September 18, 2014
Prime Minister Narendra Modi has bent over backwards to befriend China. Yet Chinese President Xi Jinping’s India visit has been marred by border incursions, including one that ranks, in terms of the number of intruding troops, as the worst in many years. Modi coined his “inch toward miles” slogan to underscore how India-China collaboration could positively transform Asia. But the slogan more aptly describes the salami-slice strategy of the People’s Liberation Army (PLA) to use stealthy incursions to incrementally change facts on the ground.
The PLA is taking advantage of its rising political clout at home to escalate border incursions. It has been undeterred even by Xi’s visit. After all, in the run-up to Premier Li Keqiang’s New Delhi visit last year, the PLA staged a deep, three-week-long intrusion into Indian territory.
Enjoying increasing autonomy and soaring budgets, the PLA of late appears ready to upstage even the Communist Party of China. Ideologically adrift, the party is becoming dependent on the PLA for its political legitimacy and to ensure domestic order. The PLA sees itself as the power behind the throne, encouraging it to assert its primacy.
China’s expanding ‘core interests’ and its willingness to take on several neighbours simultaneously point to how the PLA is calling the shots. With the PLA gaining political muscle and boasting financial assets and enterprises across the nation, it is seizing opportunities to nibble at neighbouring countries’ territories, besides driving an increasingly muscular foreign policy.
The more powerful the PLA has become at the expense of the civilian collective leadership, the more China has presented itself as a tiger on the prowl by discarding Deng Xiaoping’s dictum ‘tao guang yang hui’ (keep a low profile and not bare your capabilities). It is as if China has decided that its moment has finally arrived.

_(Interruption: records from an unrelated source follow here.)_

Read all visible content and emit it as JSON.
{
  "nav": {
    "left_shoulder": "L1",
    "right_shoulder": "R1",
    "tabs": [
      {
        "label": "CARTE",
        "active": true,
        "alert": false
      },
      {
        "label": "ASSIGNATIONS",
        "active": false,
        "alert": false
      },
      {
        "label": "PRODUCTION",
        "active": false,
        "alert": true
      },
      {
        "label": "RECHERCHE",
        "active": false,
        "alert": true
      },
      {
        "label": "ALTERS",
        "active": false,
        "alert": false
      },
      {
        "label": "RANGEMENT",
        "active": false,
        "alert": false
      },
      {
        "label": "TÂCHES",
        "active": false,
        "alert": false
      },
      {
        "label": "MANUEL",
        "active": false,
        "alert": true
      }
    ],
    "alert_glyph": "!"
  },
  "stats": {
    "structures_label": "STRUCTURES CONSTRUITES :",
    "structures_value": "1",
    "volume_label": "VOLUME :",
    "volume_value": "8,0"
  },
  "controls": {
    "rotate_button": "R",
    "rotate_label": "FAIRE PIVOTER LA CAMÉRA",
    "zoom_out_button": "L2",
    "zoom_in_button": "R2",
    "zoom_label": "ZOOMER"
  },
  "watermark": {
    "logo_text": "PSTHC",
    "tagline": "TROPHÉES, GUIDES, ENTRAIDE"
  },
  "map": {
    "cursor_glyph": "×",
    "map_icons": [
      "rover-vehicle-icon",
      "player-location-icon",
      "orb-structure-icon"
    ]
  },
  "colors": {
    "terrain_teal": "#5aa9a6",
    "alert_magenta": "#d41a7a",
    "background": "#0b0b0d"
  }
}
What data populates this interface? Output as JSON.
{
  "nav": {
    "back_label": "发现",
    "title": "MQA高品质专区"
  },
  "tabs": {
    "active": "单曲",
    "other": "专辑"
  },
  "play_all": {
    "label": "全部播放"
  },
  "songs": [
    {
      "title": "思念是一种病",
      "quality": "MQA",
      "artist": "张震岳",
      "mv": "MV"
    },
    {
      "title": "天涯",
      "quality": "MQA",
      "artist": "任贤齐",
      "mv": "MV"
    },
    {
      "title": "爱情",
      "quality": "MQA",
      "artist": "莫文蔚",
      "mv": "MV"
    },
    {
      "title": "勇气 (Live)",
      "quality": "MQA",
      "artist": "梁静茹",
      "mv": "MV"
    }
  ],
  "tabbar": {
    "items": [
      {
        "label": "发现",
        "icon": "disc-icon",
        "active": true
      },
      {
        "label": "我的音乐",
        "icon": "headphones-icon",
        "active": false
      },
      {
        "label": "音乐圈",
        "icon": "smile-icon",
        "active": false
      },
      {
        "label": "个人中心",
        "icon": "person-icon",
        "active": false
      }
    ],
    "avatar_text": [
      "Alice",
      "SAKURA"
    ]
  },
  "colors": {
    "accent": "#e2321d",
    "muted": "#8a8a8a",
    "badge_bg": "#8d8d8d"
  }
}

This structural transformation parallels the one that occurred in Imperial Japan, which rose dramatically as a world power in one generation after the 1868 Meiji Restoration. Boosted by war victories against Manchu-ruled China and Tsarist Russia, the Japanese military gradually went on to dictate terms to the civilian government, opening the path to aggression and conquest.
The PLA’s increasing clout has led China to resurrect territorial and maritime disputes and assert new sovereignty claims. Such assertiveness also helps the party to turn nationalism into the legitimating credo of its monopoly on power. But as the latest Ladakh intrusions show, the PLA is ready to strike even at the risk of drawing attention to the wrong issues during a Chinese presidential visit.
Whereas the Indian military continues to be shut out from the policymaking loop in a way unmatched in any other established democracy, the PLA has repeatedly blindsided government leaders with military actions, weapon displays or hawkish statements, prompting US defence secretary Robert Gates in 2011 to warn of “a disconnect between the military and the civilian leadership” in China. The recent rise of a new Chinese dynasty of ‘princelings’ or sons of revolutionary heroes who have close contacts in the military has narrowed that disconnect.